4.3.2. Running GDB

This section will describe a basic execution of GDB, using the following simple program:

#include <stdio.h>

char hello[] = { "Hello, World!" };

  fprintf (stdout, "%s\n", hello);
  return (0);

The following procedure illustrates the debugging process in its most basic form.

Procedure 4.1. Debugging a 'Hello World' Program

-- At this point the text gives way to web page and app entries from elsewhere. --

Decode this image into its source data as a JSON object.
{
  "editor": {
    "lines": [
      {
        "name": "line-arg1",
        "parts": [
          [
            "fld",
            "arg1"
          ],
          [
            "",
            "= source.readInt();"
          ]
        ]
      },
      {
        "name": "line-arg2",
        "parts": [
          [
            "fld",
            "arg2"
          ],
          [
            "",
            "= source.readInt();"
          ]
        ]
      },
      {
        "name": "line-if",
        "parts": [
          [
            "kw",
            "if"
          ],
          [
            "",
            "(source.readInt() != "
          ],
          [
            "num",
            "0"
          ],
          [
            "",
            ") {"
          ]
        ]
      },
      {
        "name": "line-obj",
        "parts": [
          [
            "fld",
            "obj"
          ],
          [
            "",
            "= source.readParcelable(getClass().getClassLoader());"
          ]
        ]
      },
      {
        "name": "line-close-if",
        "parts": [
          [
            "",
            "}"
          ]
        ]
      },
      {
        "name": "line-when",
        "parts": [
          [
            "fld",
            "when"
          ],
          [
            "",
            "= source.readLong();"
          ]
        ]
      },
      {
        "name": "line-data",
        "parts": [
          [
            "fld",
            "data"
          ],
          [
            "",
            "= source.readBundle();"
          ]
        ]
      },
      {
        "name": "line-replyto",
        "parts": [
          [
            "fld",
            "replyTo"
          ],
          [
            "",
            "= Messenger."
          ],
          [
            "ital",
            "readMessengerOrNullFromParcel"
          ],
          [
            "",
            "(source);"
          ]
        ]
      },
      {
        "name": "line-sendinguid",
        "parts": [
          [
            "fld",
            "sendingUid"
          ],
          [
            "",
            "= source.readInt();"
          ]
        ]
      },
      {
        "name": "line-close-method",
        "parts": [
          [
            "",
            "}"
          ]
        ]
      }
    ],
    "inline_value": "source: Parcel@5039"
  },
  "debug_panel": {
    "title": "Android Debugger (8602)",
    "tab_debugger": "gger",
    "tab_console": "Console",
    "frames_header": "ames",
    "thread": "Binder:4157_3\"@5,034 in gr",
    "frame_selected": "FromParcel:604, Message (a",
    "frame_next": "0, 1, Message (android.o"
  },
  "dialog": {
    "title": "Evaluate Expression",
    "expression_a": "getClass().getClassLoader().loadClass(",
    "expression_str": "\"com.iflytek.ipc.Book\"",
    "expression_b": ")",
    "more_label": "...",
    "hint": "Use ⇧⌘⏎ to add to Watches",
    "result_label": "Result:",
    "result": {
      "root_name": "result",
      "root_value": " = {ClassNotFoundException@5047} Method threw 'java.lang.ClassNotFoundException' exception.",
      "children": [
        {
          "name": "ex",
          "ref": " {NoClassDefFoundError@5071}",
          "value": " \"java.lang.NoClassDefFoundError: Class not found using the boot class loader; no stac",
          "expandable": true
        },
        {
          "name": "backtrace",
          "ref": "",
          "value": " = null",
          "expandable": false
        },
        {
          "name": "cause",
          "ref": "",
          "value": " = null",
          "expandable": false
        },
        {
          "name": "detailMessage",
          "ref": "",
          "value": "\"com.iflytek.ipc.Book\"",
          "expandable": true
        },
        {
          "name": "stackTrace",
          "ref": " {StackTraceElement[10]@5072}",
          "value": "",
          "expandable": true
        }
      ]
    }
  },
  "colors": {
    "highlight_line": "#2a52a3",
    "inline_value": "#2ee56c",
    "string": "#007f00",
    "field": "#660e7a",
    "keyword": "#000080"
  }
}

  1. Compile hello.c into an executable with the debug flag set, as in:
    gcc -g -o hello hello.c
    Ensure that the resulting binary hello is in the same directory as hello.c.
  2. Run gdb on the hello binary, that is, gdb hello.
  3. After several introductory comments, gdb will display the default GDB prompt:
  4. The variable hello is global, so it can be seen even before the main procedure starts:
    gdb) p hello
    $1 = "Hello, World!"
    (gdb) p hello[0]
    $2 = 72 'H'
    (gdb) p *hello
    $3 = 72 'H'
    Note that the print targets hello[0] and *hello require the evaluation of an expression, as does, for example, *(hello + 1):
    (gdb) p *(hello + 1)
    $4 = 101 'e'
  5. Next, list the source:
    (gdb) l
    1       #include <stdio.h>
    3       char hello[] = { "Hello, World!" };
    5       int
    6       main()
    7       {
    8         fprintf (stdout, "%s\n", hello);
    9         return (0);
    10      }
    The list reveals that the fprintf call is on line 8. Apply a breakpoint on that line and resume the code:
    (gdb) br 8
    Breakpoint 1 at 0x80483ed: file hello.c, line 8.
    (gdb) r
    Starting program: /home/moller/tinkering/gdb-manual/hello
    Breakpoint 1, main () at hello.c:8
    8         fprintf (stdout, "%s\n", hello);
  6. Finally, use the next command to step past the fprintf call, executing it:
    (gdb) n
    Hello, World!
    9         return (0);
The following sections describe more complex applications of GDB.